Example Problem: There are two isosceles triangles, $\triangle ABC$ and $\triangle DEF$. $m\angle B = m\angle E= 32^\circ$, and $\overline{AB} = 9$, $\overline{DE} = 3$, $\overline{BC} = 2$, $\overline{EF} = 6$. What are the measures of $m\angle BAC, m\angle BCA, m\angle EDF$ and $m\angle EFD$ (All of these are base angles for their respective triangles)?

Example Solution: Since sides $\overline{AB}$ and $\overline{DE}$ with their common ratio being $3$, and $\overline{EF}$ and $\overline{BC}$ also having a common ratio of $3$, and both of them sharing a common angle $\angle B$ and $\angle E$, $\triangle ABC$ and $\triangle DEF$ are similar by SAS Similarity.

Now, if $2$ triangles are similar, all their angles are equal, which means that $m\angle BAC = m\angle BCA = m\angle EDF = m\angle EFD$ since they are all base angles of similar triangles.
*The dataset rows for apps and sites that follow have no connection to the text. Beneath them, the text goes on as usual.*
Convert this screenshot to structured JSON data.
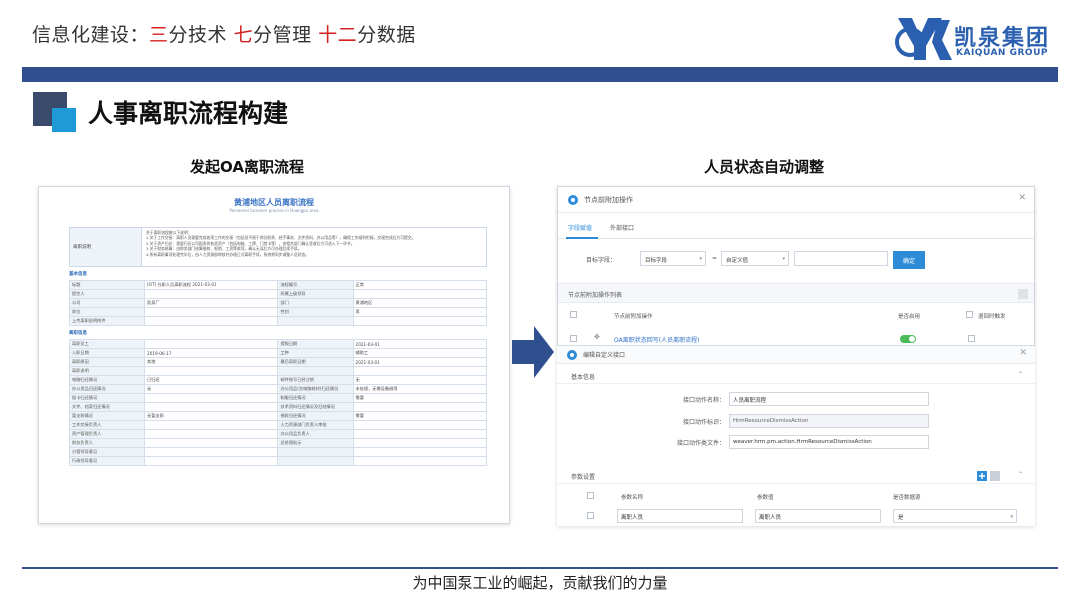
{
  "header": {
    "title_prefix": "信息化建设：",
    "part1_num": "三",
    "part1_text": "分技术",
    "part2_num": "七",
    "part2_text": "分管理",
    "part3_num": "十二",
    "part3_text": "分数据",
    "logo_cn": "凯泉集团",
    "logo_en": "KAIQUAN GROUP"
  },
  "section_title": "人事离职流程构建",
  "left_caption": "发起OA离职流程",
  "right_caption": "人员状态自动调整",
  "form": {
    "title": "黄浦地区人员离职流程",
    "subtitle": "Personnel turnover process in Huangpu area",
    "reason_label": "离职说明",
    "reason_lines": [
      "关于离职流程做以下说明：",
      "1.关于工作交接：离职人员需要完成各项工作的交接（包括但不限于岗位职责、经手事务、文件资料、办公用品等），确保工作顺利衔接，交接完成后方可提交。",
      "2.关于资产归还：需要归还公司配发的各类资产（包括电脑、工牌、门禁卡等），由相关部门确认签收后方可进入下一环节。",
      "3.关于财务结算：由财务部门核算借款、报销、工资等款项，确认无误后方可办理后续手续。",
      "4.所有离职事项处理完毕后，由人力资源部审核并办理正式离职手续，系统将同步调整人员状态。"
    ],
    "section_basic": "基本信息",
    "section_detail": "离职信息",
    "basic_rows": [
      {
        "l1": "标题",
        "v1": "[OT] 在职人员离职流程 2021-03-01",
        "l2": "流程编号",
        "v2": "正常"
      },
      {
        "l1": "提交人",
        "v1": "",
        "l2": "所属上级领导",
        "v2": ""
      },
      {
        "l1": "公司",
        "v1": "凯泉厂",
        "l2": "部门",
        "v2": "黄浦地区"
      },
      {
        "l1": "岗位",
        "v1": "",
        "l2": "性别",
        "v2": "男"
      },
      {
        "l1": "上传离职说明附件",
        "v1": "",
        "l2": "",
        "v2": ""
      }
    ],
    "detail_rows": [
      {
        "l1": "离职员工",
        "v1": "",
        "l2": "提报日期",
        "v2": "2021-03-01"
      },
      {
        "l1": "入职日期",
        "v1": "2019-06-17",
        "l2": "工种",
        "v2": "辅助工"
      },
      {
        "l1": "离职原因",
        "v1": "其他",
        "l2": "最后离职日期",
        "v2": "2021-03-01"
      },
      {
        "l1": "离职说明",
        "v1": "",
        "l2": "",
        "v2": ""
      },
      {
        "l1": "电脑归还情况",
        "v1": "已归还",
        "l2": "邮件账号已经注销",
        "v2": "无"
      },
      {
        "l1": "办公用品归还情况",
        "v1": "无",
        "l2": "办公用品(含电脑耗材)归还情况",
        "v2": "未处理，无需设备借用"
      },
      {
        "l1": "饭卡归还情况",
        "v1": "",
        "l2": "制服归还情况",
        "v2": "需要"
      },
      {
        "l1": "文件、档案归还情况",
        "v1": "",
        "l2": "技术资料归还情况及归档情况",
        "v2": ""
      },
      {
        "l1": "暂支款情况",
        "v1": "无暂支款",
        "l2": "借款归还情况",
        "v2": "需要"
      },
      {
        "l1": "工作交接负责人",
        "v1": "",
        "l2": "人力资源部门负责人审批",
        "v2": ""
      },
      {
        "l1": "资产管理负责人",
        "v1": "",
        "l2": "办公用品负责人",
        "v2": ""
      },
      {
        "l1": "财务负责人",
        "v1": "",
        "l2": "总经理批示",
        "v2": ""
      },
      {
        "l1": "分管领导意见",
        "v1": "",
        "l2": "",
        "v2": ""
      },
      {
        "l1": "行政领导意见",
        "v1": "",
        "l2": "",
        "v2": ""
      }
    ]
  },
  "dialog1": {
    "title": "节点前附加操作",
    "tab_field": "字段赋值",
    "tab_api": "外部接口",
    "target_label": "目标字段：",
    "target_select": "目标字段",
    "equals": "=",
    "value_select": "自定义值",
    "confirm_label": "确定",
    "list_title": "节点前附加操作列表",
    "col_action": "节点前附加操作",
    "col_enabled": "是否启用",
    "col_return": "退回时触发",
    "row_link": "OA离职状态回写(人员离职流程)"
  },
  "dialog2": {
    "title": "编辑自定义接口",
    "basic_section": "基本信息",
    "name_label": "接口动作名称：",
    "name_value": "人员离职流程",
    "id_label": "接口动作标识：",
    "id_value": "HrmResourceDismissAction",
    "class_label": "接口动作类文件：",
    "class_value": "weaver.hrm.pm.action.HrmResourceDismissAction",
    "param_section": "参数设置",
    "col_param_name": "参数名称",
    "col_param_value": "参数值",
    "col_is_db": "是否数据源",
    "param_name": "离职人员",
    "param_value": "离职人员",
    "is_db": "是"
  },
  "footer": "为中国泵工业的崛起，贡献我们的力量",
  "colors": {
    "accent_blue": "#2f4f8f",
    "highlight_red": "#d42020",
    "brand_blue": "#2b5fb0",
    "oa_blue": "#2e8bd8"
  }
}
If one of the non-base angles is $32^\circ$, it means that $\frac{(180-32)}{2}$, which is equal to $\frac{148}{2}$, which is $74^\circ$. So $m\angle BAC = m\angle BCA = m\angle EDF = m\angle EFD = 74^\circ$.